Recommendations: Maintain focus on bridge repair or replacement; adjust state funding to meet inflation; and make sure electric vehicles pay their share of road taxes.
While Iowa’s drinking water infrastructure is in fair condition and funding appears sufficient, more revenue is needed to replace systems and build modern treatment plants. More than half the state’s municipal systems are at least 50 years old, with some pipes more than 100 years old.
Recommendations: Surface water contaminants need source mitigation or treatment, and additional funding programs could be made available to treatment plant upgrades.
The Upper Mississippi River and Missouri River waterways contribute more than $4.3 billion in revenue to Iowa’s economy, supporting about 26,000 jobs. But an aging system of locks and dams threatens the industry. The average lock and dam is 30 years beyond the original life span.
Recommendations: Consider user fees for non-navigational and recreational river users; increase funding for upgrades and push for federal legislation aimed at rebuilding the lock and dam system.

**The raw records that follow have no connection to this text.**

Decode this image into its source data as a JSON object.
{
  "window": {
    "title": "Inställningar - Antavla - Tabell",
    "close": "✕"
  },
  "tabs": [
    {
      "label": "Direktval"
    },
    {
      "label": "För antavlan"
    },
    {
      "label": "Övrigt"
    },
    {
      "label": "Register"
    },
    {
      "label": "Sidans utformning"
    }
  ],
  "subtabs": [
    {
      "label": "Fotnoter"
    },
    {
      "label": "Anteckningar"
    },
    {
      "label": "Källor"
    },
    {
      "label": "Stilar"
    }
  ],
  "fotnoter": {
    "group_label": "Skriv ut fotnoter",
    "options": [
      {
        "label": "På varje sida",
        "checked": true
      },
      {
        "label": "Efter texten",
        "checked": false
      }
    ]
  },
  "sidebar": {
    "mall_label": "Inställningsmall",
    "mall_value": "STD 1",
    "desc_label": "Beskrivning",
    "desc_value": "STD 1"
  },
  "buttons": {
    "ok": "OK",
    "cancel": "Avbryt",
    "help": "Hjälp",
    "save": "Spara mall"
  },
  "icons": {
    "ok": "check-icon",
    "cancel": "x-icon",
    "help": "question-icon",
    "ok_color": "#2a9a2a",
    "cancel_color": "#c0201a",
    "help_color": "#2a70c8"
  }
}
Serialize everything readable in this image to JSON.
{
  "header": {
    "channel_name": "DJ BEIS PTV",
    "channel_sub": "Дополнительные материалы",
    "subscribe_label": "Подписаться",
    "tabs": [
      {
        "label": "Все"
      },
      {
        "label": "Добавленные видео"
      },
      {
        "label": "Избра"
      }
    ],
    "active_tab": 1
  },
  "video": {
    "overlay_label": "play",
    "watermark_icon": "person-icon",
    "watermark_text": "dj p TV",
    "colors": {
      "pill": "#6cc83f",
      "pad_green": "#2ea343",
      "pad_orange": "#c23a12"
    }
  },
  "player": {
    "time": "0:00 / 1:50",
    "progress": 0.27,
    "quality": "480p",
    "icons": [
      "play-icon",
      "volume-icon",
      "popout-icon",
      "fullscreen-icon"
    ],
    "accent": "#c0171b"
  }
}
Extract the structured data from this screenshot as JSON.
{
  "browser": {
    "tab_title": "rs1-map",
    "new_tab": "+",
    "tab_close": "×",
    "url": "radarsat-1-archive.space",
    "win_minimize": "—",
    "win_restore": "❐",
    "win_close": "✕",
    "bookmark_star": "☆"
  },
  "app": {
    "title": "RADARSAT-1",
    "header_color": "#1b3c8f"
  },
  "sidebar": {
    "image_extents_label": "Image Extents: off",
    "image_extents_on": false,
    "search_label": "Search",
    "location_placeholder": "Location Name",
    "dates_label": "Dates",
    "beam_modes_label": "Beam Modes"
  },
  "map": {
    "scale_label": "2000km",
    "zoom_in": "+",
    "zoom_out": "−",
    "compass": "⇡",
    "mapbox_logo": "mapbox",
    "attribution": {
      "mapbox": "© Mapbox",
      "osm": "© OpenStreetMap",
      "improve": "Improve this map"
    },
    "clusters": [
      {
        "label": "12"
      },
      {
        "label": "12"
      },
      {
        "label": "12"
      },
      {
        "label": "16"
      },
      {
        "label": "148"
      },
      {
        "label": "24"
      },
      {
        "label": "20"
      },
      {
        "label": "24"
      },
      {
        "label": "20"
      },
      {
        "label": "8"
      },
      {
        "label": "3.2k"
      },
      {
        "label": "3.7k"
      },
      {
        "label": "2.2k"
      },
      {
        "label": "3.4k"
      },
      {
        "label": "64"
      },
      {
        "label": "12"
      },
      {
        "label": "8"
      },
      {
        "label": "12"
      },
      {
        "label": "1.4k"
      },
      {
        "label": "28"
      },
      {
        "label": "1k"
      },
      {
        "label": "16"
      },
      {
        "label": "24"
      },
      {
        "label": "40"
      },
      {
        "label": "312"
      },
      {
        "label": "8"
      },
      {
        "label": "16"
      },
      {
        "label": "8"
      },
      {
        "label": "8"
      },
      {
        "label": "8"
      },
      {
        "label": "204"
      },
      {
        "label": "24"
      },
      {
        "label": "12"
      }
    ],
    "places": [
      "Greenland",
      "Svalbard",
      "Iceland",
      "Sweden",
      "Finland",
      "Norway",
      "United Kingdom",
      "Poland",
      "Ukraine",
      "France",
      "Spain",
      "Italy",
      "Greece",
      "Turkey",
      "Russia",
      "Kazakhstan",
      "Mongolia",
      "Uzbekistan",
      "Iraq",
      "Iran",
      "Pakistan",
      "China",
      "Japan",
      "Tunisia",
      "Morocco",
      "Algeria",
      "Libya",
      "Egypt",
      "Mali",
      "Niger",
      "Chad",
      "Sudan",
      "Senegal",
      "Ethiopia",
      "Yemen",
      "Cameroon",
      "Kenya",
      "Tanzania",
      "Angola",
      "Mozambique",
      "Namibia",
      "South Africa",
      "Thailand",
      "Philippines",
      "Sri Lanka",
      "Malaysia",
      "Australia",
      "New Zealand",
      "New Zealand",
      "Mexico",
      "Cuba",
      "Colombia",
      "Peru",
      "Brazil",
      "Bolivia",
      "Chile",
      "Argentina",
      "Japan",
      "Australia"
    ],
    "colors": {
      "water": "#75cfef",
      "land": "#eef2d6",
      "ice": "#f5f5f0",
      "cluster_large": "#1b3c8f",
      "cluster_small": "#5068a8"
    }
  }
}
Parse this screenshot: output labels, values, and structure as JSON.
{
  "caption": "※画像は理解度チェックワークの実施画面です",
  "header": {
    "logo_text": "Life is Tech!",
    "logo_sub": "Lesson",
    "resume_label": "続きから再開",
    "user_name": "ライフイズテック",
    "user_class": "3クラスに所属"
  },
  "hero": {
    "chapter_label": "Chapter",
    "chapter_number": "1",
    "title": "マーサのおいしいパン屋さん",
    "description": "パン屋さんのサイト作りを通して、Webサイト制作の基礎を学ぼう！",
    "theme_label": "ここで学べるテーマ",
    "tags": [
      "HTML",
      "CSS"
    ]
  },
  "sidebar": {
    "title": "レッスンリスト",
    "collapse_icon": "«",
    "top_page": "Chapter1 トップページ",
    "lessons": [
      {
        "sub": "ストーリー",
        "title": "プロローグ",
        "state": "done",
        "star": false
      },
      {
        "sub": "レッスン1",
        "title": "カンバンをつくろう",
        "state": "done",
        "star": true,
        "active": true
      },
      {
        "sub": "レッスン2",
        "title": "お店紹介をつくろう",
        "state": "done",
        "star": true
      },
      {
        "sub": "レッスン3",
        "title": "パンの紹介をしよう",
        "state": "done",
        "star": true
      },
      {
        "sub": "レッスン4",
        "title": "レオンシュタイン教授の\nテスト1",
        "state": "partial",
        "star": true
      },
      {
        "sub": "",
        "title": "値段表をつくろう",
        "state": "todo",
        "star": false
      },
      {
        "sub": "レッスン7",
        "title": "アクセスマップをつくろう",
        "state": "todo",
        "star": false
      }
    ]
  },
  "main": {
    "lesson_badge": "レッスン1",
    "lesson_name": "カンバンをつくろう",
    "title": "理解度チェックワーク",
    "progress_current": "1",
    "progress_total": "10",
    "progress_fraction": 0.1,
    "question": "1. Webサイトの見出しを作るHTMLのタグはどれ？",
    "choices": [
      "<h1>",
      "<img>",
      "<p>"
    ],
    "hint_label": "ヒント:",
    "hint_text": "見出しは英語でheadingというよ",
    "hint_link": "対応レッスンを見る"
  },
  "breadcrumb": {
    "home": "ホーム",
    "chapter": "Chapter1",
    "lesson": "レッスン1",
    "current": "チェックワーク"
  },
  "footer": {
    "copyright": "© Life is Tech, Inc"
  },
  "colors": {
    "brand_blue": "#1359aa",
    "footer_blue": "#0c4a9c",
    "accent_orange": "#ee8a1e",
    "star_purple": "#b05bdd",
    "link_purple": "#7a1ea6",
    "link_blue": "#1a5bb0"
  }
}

Nearly 750 miles of levee exist in Iowa, with several cities receiving funding over the last decade so they can better manage major storm events. Meanwhile, rural areas have struggled to receive funding.
While most levees are functioning, the report notes serious concerns about levee stability during large flood events.
Recommendations: Standardize national inspection and design requirements for levees and provide reliable funding sources for new construction and improvements to existing levees.
In 2017, railroads operating in Iowa spent about $205 million to maintain and improve rail infrastructure. Limited freight and passenger rail access could inhibit long-term growth, and increased investment will be necessary to sustain current service, as well as added capacity.
Recommendations: Promote rail safety, support the development or enhancement of rail industrial projects or intermodal facilities and expand, when necessary, passenger rail services.
Iowa has nearly 115,000 miles of public roadway, and 2015’s 10-cent fuel tax increase was a much-needed source of short-term revenue to address an aging network. Nearly 30% of Iowa’s major roads are in poor or mediocre condition, and 15% of Iowa’s rural roads are in poor condition.
The projected shortfall to meet Iowa’s roadway system needs has been estimated at $32.5 billion over the next 20 years.
Recommendations: Advance interstate priority projects, index fuel tax rates to inflation and lead in planning for automated vehicles.